### YOUR OBJECTIVE
Each line below that includes the word "number" is to be reported.

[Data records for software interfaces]
BEGIN
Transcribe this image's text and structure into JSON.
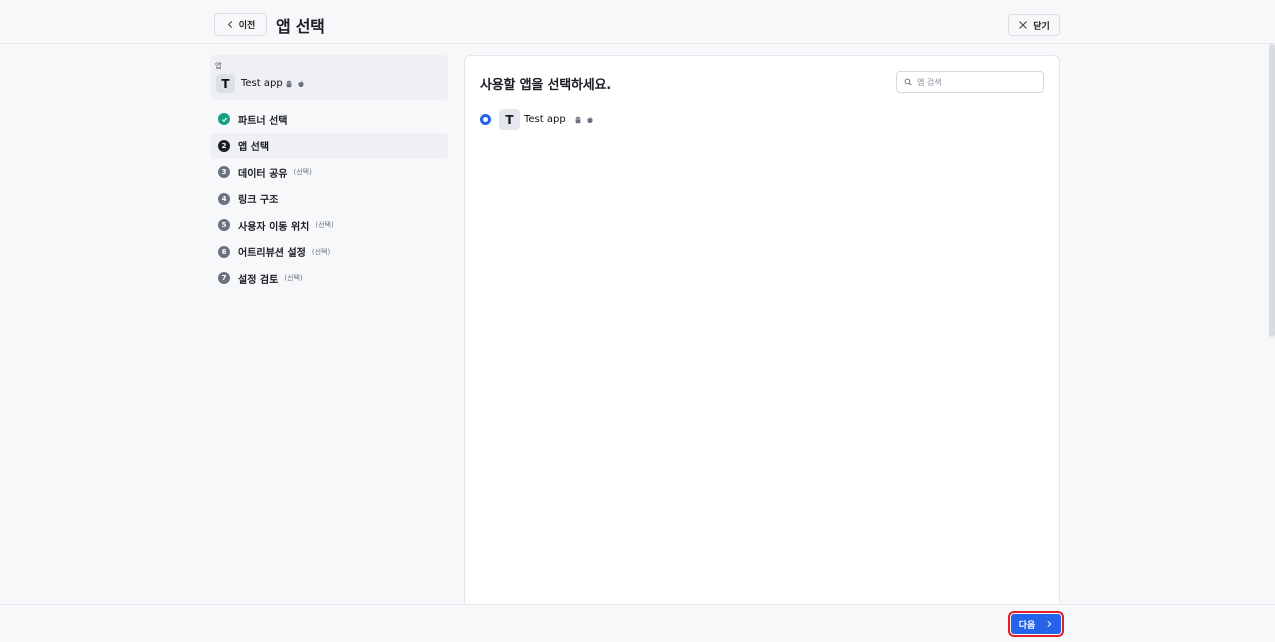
{
  "header": {
    "back_label": "이전",
    "title": "앱 선택",
    "close_label": "닫기"
  },
  "sidebar": {
    "app_section_label": "앱",
    "app": {
      "avatar_letter": "T",
      "name": "Test app",
      "platforms": [
        "android-icon",
        "apple-icon"
      ]
    },
    "steps": [
      {
        "number": "✓",
        "label": "파트너 선택",
        "optional": "",
        "state": "done"
      },
      {
        "number": "2",
        "label": "앱 선택",
        "optional": "",
        "state": "active"
      },
      {
        "number": "3",
        "label": "데이터 공유",
        "optional": "(선택)",
        "state": "pending"
      },
      {
        "number": "4",
        "label": "링크 구조",
        "optional": "",
        "state": "pending"
      },
      {
        "number": "5",
        "label": "사용자 이동 위치",
        "optional": "(선택)",
        "state": "pending"
      },
      {
        "number": "6",
        "label": "어트리뷰션 설정",
        "optional": "(선택)",
        "state": "pending"
      },
      {
        "number": "7",
        "label": "설정 검토",
        "optional": "(선택)",
        "state": "pending"
      }
    ]
  },
  "main": {
    "title": "사용할 앱을 선택하세요.",
    "search": {
      "placeholder": "앱 검색",
      "value": ""
    },
    "apps": [
      {
        "avatar_letter": "T",
        "name": "Test app",
        "selected": true,
        "platforms": [
          "android-icon",
          "apple-icon"
        ]
      }
    ]
  },
  "footer": {
    "next_label": "다음"
  },
  "colors": {
    "accent": "#2563eb",
    "done": "#16a085",
    "highlight_outline": "#e11d2a"
  }
}
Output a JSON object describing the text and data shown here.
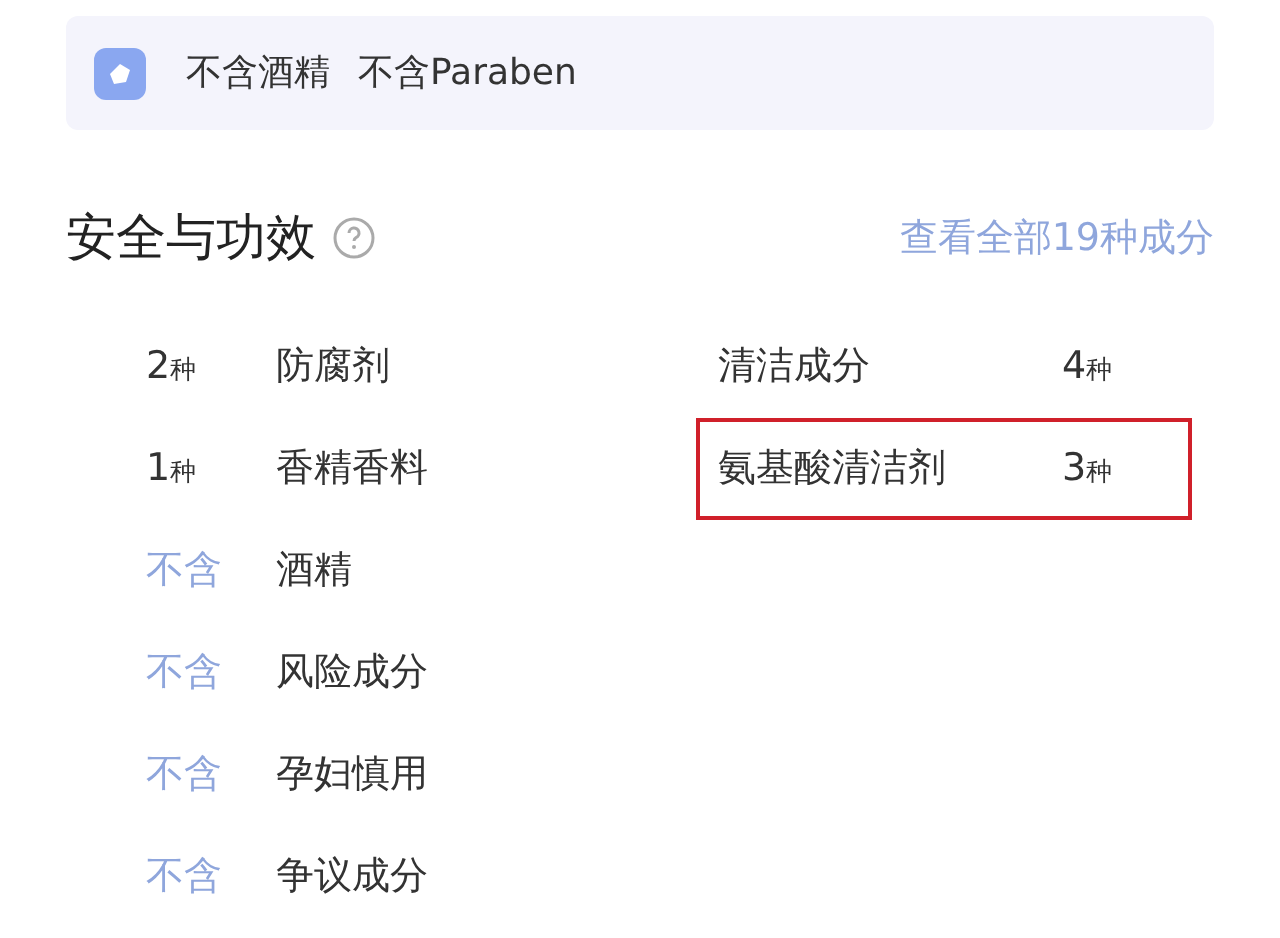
{
  "banner": {
    "tags": [
      "不含酒精",
      "不含Paraben"
    ]
  },
  "section": {
    "title": "安全与功效",
    "link": "查看全部19种成分"
  },
  "left_rows": [
    {
      "kind": "count",
      "value": "2",
      "unit": "种",
      "name": "防腐剂"
    },
    {
      "kind": "count",
      "value": "1",
      "unit": "种",
      "name": "香精香料"
    },
    {
      "kind": "absent",
      "value": "不含",
      "name": "酒精"
    },
    {
      "kind": "absent",
      "value": "不含",
      "name": "风险成分"
    },
    {
      "kind": "absent",
      "value": "不含",
      "name": "孕妇慎用"
    },
    {
      "kind": "absent",
      "value": "不含",
      "name": "争议成分"
    }
  ],
  "right_rows": [
    {
      "name": "清洁成分",
      "value": "4",
      "unit": "种",
      "highlighted": false
    },
    {
      "name": "氨基酸清洁剂",
      "value": "3",
      "unit": "种",
      "highlighted": true
    }
  ]
}
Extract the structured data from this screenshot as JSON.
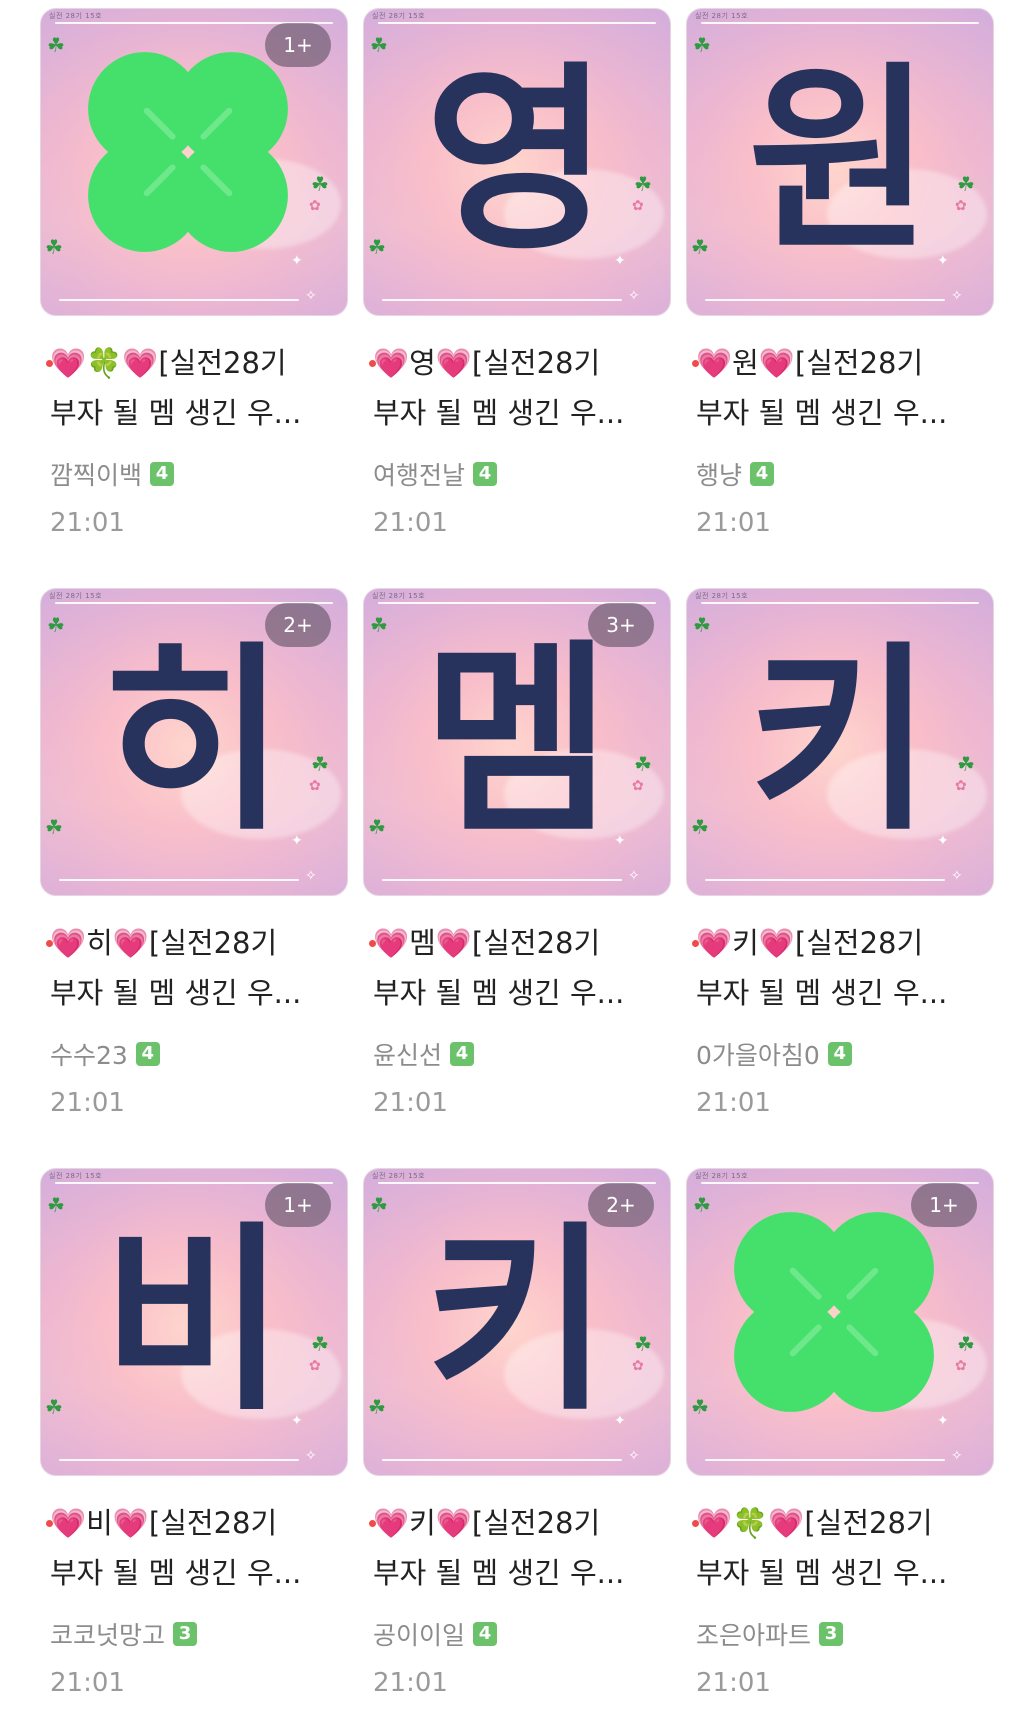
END
### YOUR SOLUTION
        "number": "✓",
        "number": "2",
        "number": "3",
        "number": "4",
        "number": "5",
        "number": "6",
        "number": "7",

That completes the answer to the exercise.